Task directions: Please restate the records below word for word, leaving out every picture.
----------------
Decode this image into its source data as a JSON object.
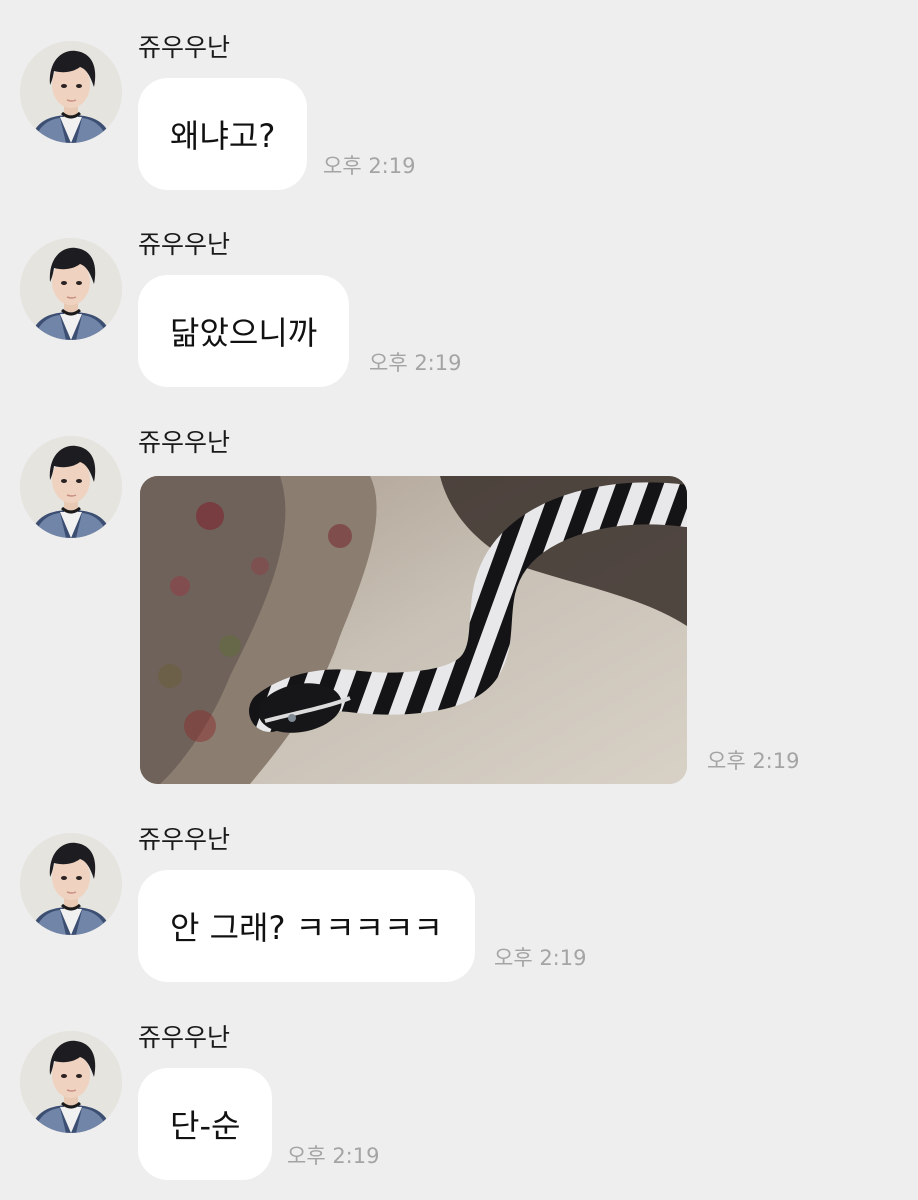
{
  "messages": [
    {
      "sender": "쥬우우난",
      "text": "왜냐고?",
      "time": "오후 2:19"
    },
    {
      "sender": "쥬우우난",
      "text": "닮았으니까",
      "time": "오후 2:19"
    },
    {
      "sender": "쥬우우난",
      "image": "snake-photo",
      "time": "오후 2:19"
    },
    {
      "sender": "쥬우우난",
      "text": "안 그래? ㅋㅋㅋㅋㅋ",
      "time": "오후 2:19"
    },
    {
      "sender": "쥬우우난",
      "text": "단-순",
      "time": "오후 2:19"
    }
  ],
  "colors": {
    "background": "#eeeeee",
    "bubble": "#ffffff",
    "timestamp": "#a4a4a4"
  }
}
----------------
Your response:
Decode this image into its source data as a JSON object.
{
  "messages": [
    {
      "sender": "쥬우우난",
      "text": "왜냐고?",
      "time": "오후 2:19"
    },
    {
      "sender": "쥬우우난",
      "text": "닮았으니까",
      "time": "오후 2:19"
    },
    {
      "sender": "쥬우우난",
      "image": "snake-photo",
      "time": "오후 2:19"
    },
    {
      "sender": "쥬우우난",
      "text": "안 그래? ㅋㅋㅋㅋㅋ",
      "time": "오후 2:19"
    },
    {
      "sender": "쥬우우난",
      "text": "단-순",
      "time": "오후 2:19"
    }
  ],
  "colors": {
    "background": "#eeeeee",
    "bubble": "#ffffff",
    "timestamp": "#a4a4a4"
  }
}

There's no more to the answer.